(Haeinsa, also in South Gyeongsang Province, represents the dharma or Buddhist teachings; and Songgwangsa in South Jeolla Province represents the sangha or Buddhist community.)

Dharma

DhammaDharmicdharmas
(Haeinsa, also in South Gyeongsang Province, represents the dharma or Buddhist teachings; and Songgwangsa in South Jeolla Province represents the sangha or Buddhist community.) Only one building, the Mahavira Hall (main Dharma worship hall), survived the Japanese invasions of Korea (1592–98) in the late 16th century; the other buildings were rebuilt later that period.

South Jeolla Province

South JeollaJeollanam-doJeonnam
(Haeinsa, also in South Gyeongsang Province, represents the dharma or Buddhist teachings; and Songgwangsa in South Jeolla Province represents the sangha or Buddhist community.)

Sangha

SamghasanghasSaṅgha
(Haeinsa, also in South Gyeongsang Province, represents the dharma or Buddhist teachings; and Songgwangsa in South Jeolla Province represents the sangha or Buddhist community.)

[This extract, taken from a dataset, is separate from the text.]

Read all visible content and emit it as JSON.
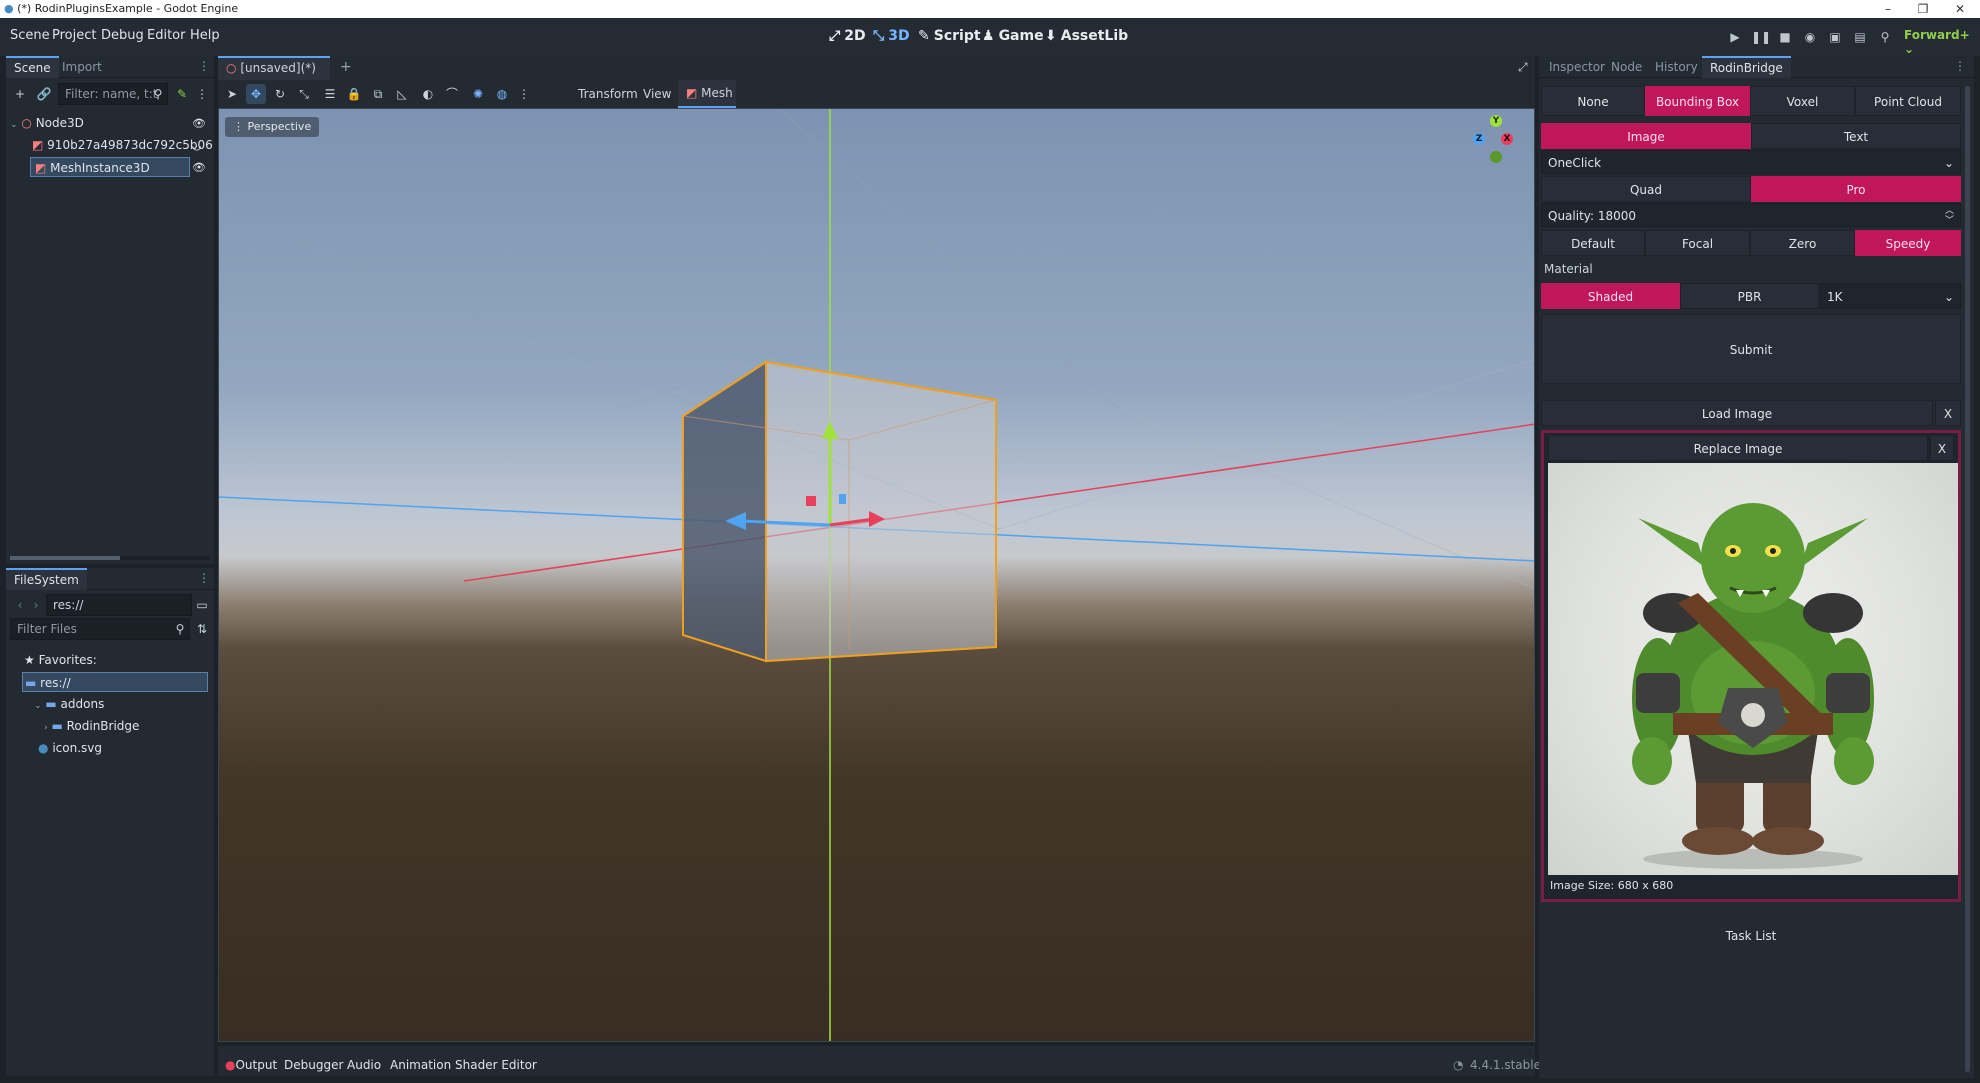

Pagoda

pagodasBuddhist pagodasChedi
Courtyards at the temple are arrayed around several pagodas that house the Buddha's relics.

Tang dynasty

TangTang ChinaTang Empire
Tongdosa was established by the monk Jajang after returning from Tang China in 646, during the reign of Queen Seondeok of Silla.

Later Silla

Unified SillaSillaUnified Silla period
It thrived throughout the Later Silla and Goryeo periods, when Buddhism was the state religion, and remained strong even during Joseon.

Goryeo

Korea (Goryeo Kingdom)Goryeo DynastyKoryo
It thrived throughout the Later Silla and Goryeo periods, when Buddhism was the state religion, and remained strong even during Joseon.

State religion

Established Churchofficial religionestablished
It thrived throughout the Later Silla and Goryeo periods, when Buddhism was the state religion, and remained strong even during Joseon.

Joseon

Joseon DynastyJoseon (Korea)Korea
It thrived throughout the Later Silla and Goryeo periods, when Buddhism was the state religion, and remained strong even during Joseon.

Śarīra

sarirarelicsBuddhist relics
Tongdosa is reputed to house several relics of the Buddha himself, including a robe, a begging bowl, and a bone from his skull, all relics that Jajang brought back from the travels to Tang China he undertook in 636 to study with ten other monks.

Kasaya (clothing)

kasayakesakāṣāya
Tongdosa is reputed to house several relics of the Buddha himself, including a robe, a begging bowl, and a bone from his skull, all relics that Jajang brought back from the travels to Tang China he undertook in 636 to study with ten other monks.

Mahavira Hall

DaeungjeonMain HallDaeungjeon Hall
Only one building, the Mahavira Hall (main Dharma worship hall), survived the Japanese invasions of Korea (1592–98) in the late 16th century; the other buildings were rebuilt later that period.

Japanese invasions of Korea (1592–1598)

Imjin WarJapanese invasions of KoreaJapanese invasions of Korea (1592–98)
Only one building, the Mahavira Hall (main Dharma worship hall), survived the Japanese invasions of Korea (1592–98) in the late 16th century; the other buildings were rebuilt later that period.